Content starts
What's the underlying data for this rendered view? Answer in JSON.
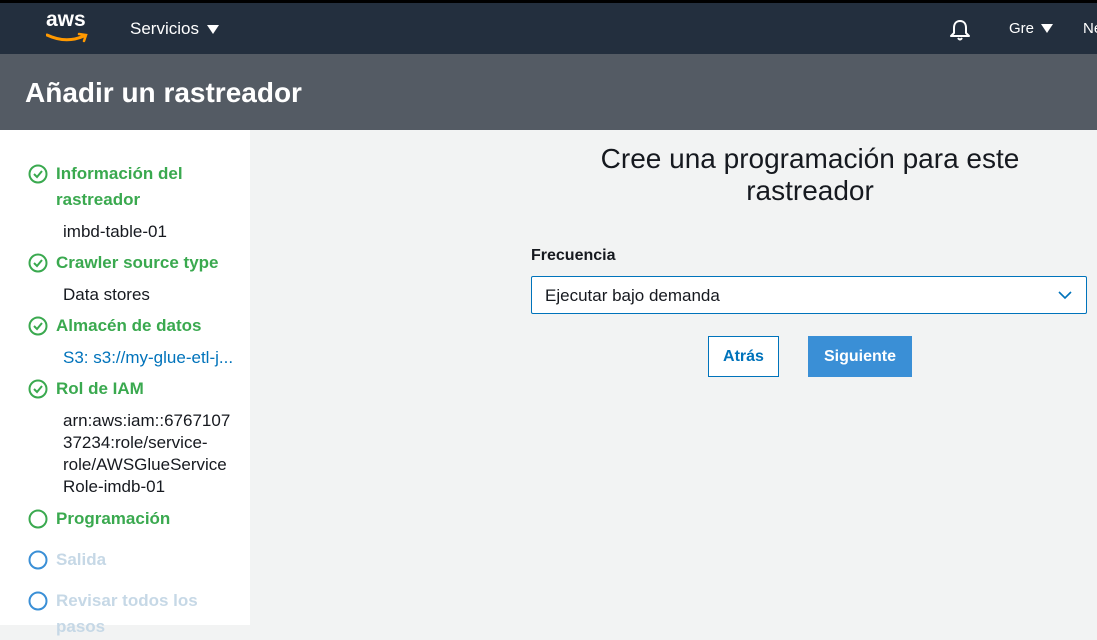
{
  "nav": {
    "logo_text": "aws",
    "services_label": "Servicios",
    "region_label": "Gre",
    "truncated_label": "Ne"
  },
  "page": {
    "title": "Añadir un rastreador"
  },
  "sidebar": {
    "steps": [
      {
        "label": "Información del rastreador",
        "detail": "imbd-table-01",
        "status": "done"
      },
      {
        "label": "Crawler source type",
        "detail": "Data stores",
        "status": "done"
      },
      {
        "label": "Almacén de datos",
        "detail": "S3: s3://my-glue-etl-j...",
        "status": "done"
      },
      {
        "label": "Rol de IAM",
        "detail": "arn:aws:iam::676710737234:role/service-role/AWSGlueServiceRole-imdb-01",
        "status": "done"
      },
      {
        "label": "Programación",
        "status": "current"
      },
      {
        "label": "Salida",
        "status": "todo"
      },
      {
        "label": "Revisar todos los pasos",
        "status": "todo"
      }
    ],
    "iam_lines": [
      "arn:aws:iam::6767107",
      "37234:role/service-",
      "role/AWSGlueService",
      "Role-imdb-01"
    ]
  },
  "main": {
    "heading_line1": "Cree una programación para este",
    "heading_line2": "rastreador",
    "frequency_label": "Frecuencia",
    "frequency_value": "Ejecutar bajo demanda",
    "back_label": "Atrás",
    "next_label": "Siguiente"
  },
  "colors": {
    "nav_bg": "#232f3e",
    "header_bg": "#545b64",
    "step_done": "#3aa94f",
    "step_todo": "#c6d8e6",
    "link": "#0073bb",
    "primary_button": "#3a8fd6"
  },
  "icons": {
    "bell": "bell-icon",
    "check": "check-circle-icon",
    "empty": "empty-circle-icon",
    "chevron": "chevron-down-icon"
  }
}
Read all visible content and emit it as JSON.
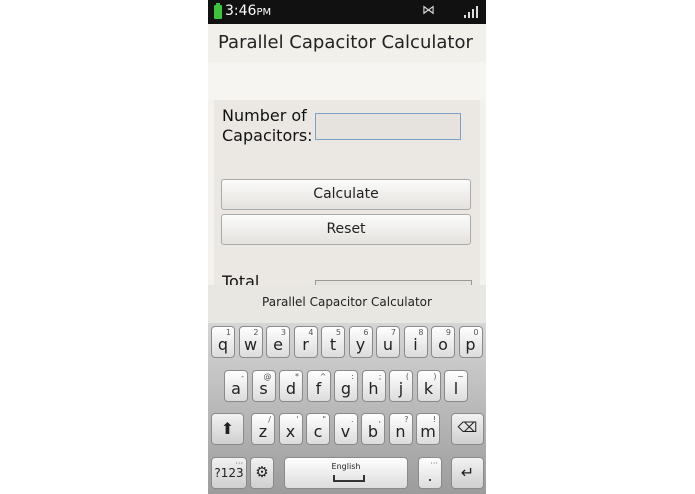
{
  "status": {
    "time": "3:46",
    "ampm": "PM"
  },
  "app": {
    "title": "Parallel Capacitor Calculator"
  },
  "form": {
    "num_label": "Number of Capacitors:",
    "calculate_label": "Calculate",
    "reset_label": "Reset",
    "total_label": "Total"
  },
  "suggestion": "Parallel Capacitor Calculator",
  "keyboard": {
    "row1": [
      {
        "k": "q",
        "s": "1"
      },
      {
        "k": "w",
        "s": "2"
      },
      {
        "k": "e",
        "s": "3"
      },
      {
        "k": "r",
        "s": "4"
      },
      {
        "k": "t",
        "s": "5"
      },
      {
        "k": "y",
        "s": "6"
      },
      {
        "k": "u",
        "s": "7"
      },
      {
        "k": "i",
        "s": "8"
      },
      {
        "k": "o",
        "s": "9"
      },
      {
        "k": "p",
        "s": "0"
      }
    ],
    "row2": [
      {
        "k": "a",
        "s": "-"
      },
      {
        "k": "s",
        "s": "@"
      },
      {
        "k": "d",
        "s": "*"
      },
      {
        "k": "f",
        "s": "^"
      },
      {
        "k": "g",
        "s": ":"
      },
      {
        "k": "h",
        "s": ";"
      },
      {
        "k": "j",
        "s": "("
      },
      {
        "k": "k",
        "s": ")"
      },
      {
        "k": "l",
        "s": "~"
      }
    ],
    "row3": [
      {
        "k": "z",
        "s": "/"
      },
      {
        "k": "x",
        "s": "'"
      },
      {
        "k": "c",
        "s": "\""
      },
      {
        "k": "v",
        "s": "."
      },
      {
        "k": "b",
        "s": ","
      },
      {
        "k": "n",
        "s": "?"
      },
      {
        "k": "m",
        "s": "!"
      }
    ],
    "sym_label": "?123",
    "space_label": "English",
    "period_label": "."
  }
}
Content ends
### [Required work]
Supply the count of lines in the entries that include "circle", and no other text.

### [Exercise answer]
2